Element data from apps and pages
--

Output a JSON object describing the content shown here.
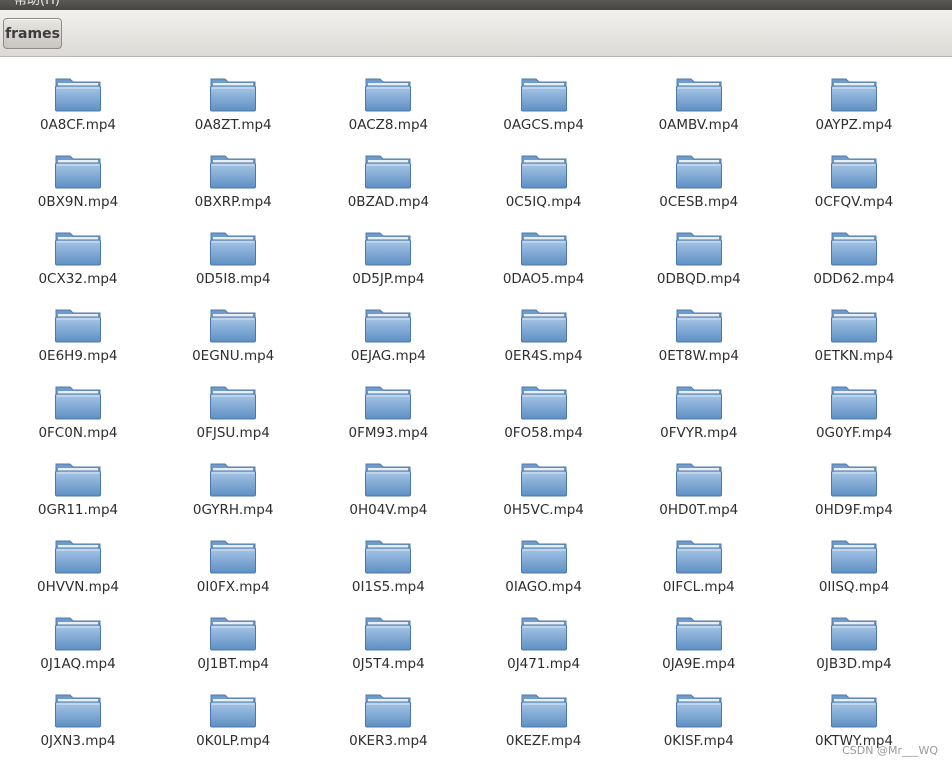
{
  "menubar": {
    "label": "帮助(H)"
  },
  "toolbar": {
    "breadcrumb": "frames"
  },
  "folder_icon": "folder-icon",
  "items": [
    "0A8CF.mp4",
    "0A8ZT.mp4",
    "0ACZ8.mp4",
    "0AGCS.mp4",
    "0AMBV.mp4",
    "0AYPZ.mp4",
    "0BX9N.mp4",
    "0BXRP.mp4",
    "0BZAD.mp4",
    "0C5IQ.mp4",
    "0CESB.mp4",
    "0CFQV.mp4",
    "0CX32.mp4",
    "0D5I8.mp4",
    "0D5JP.mp4",
    "0DAO5.mp4",
    "0DBQD.mp4",
    "0DD62.mp4",
    "0E6H9.mp4",
    "0EGNU.mp4",
    "0EJAG.mp4",
    "0ER4S.mp4",
    "0ET8W.mp4",
    "0ETKN.mp4",
    "0FC0N.mp4",
    "0FJSU.mp4",
    "0FM93.mp4",
    "0FO58.mp4",
    "0FVYR.mp4",
    "0G0YF.mp4",
    "0GR11.mp4",
    "0GYRH.mp4",
    "0H04V.mp4",
    "0H5VC.mp4",
    "0HD0T.mp4",
    "0HD9F.mp4",
    "0HVVN.mp4",
    "0I0FX.mp4",
    "0I1S5.mp4",
    "0IAGO.mp4",
    "0IFCL.mp4",
    "0IISQ.mp4",
    "0J1AQ.mp4",
    "0J1BT.mp4",
    "0J5T4.mp4",
    "0J471.mp4",
    "0JA9E.mp4",
    "0JB3D.mp4",
    "0JXN3.mp4",
    "0K0LP.mp4",
    "0KER3.mp4",
    "0KEZF.mp4",
    "0KISF.mp4",
    "0KTWY.mp4"
  ],
  "watermark": "CSDN @Mr___WQ"
}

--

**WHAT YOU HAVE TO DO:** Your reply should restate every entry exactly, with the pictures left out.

**ANSWER BELOW:**
Output a JSON object describing the content shown here.
{
  "menubar": {
    "label": "帮助(H)"
  },
  "toolbar": {
    "breadcrumb": "frames"
  },
  "folder_icon": "folder-icon",
  "items": [
    "0A8CF.mp4",
    "0A8ZT.mp4",
    "0ACZ8.mp4",
    "0AGCS.mp4",
    "0AMBV.mp4",
    "0AYPZ.mp4",
    "0BX9N.mp4",
    "0BXRP.mp4",
    "0BZAD.mp4",
    "0C5IQ.mp4",
    "0CESB.mp4",
    "0CFQV.mp4",
    "0CX32.mp4",
    "0D5I8.mp4",
    "0D5JP.mp4",
    "0DAO5.mp4",
    "0DBQD.mp4",
    "0DD62.mp4",
    "0E6H9.mp4",
    "0EGNU.mp4",
    "0EJAG.mp4",
    "0ER4S.mp4",
    "0ET8W.mp4",
    "0ETKN.mp4",
    "0FC0N.mp4",
    "0FJSU.mp4",
    "0FM93.mp4",
    "0FO58.mp4",
    "0FVYR.mp4",
    "0G0YF.mp4",
    "0GR11.mp4",
    "0GYRH.mp4",
    "0H04V.mp4",
    "0H5VC.mp4",
    "0HD0T.mp4",
    "0HD9F.mp4",
    "0HVVN.mp4",
    "0I0FX.mp4",
    "0I1S5.mp4",
    "0IAGO.mp4",
    "0IFCL.mp4",
    "0IISQ.mp4",
    "0J1AQ.mp4",
    "0J1BT.mp4",
    "0J5T4.mp4",
    "0J471.mp4",
    "0JA9E.mp4",
    "0JB3D.mp4",
    "0JXN3.mp4",
    "0K0LP.mp4",
    "0KER3.mp4",
    "0KEZF.mp4",
    "0KISF.mp4",
    "0KTWY.mp4"
  ],
  "watermark": "CSDN @Mr___WQ"
}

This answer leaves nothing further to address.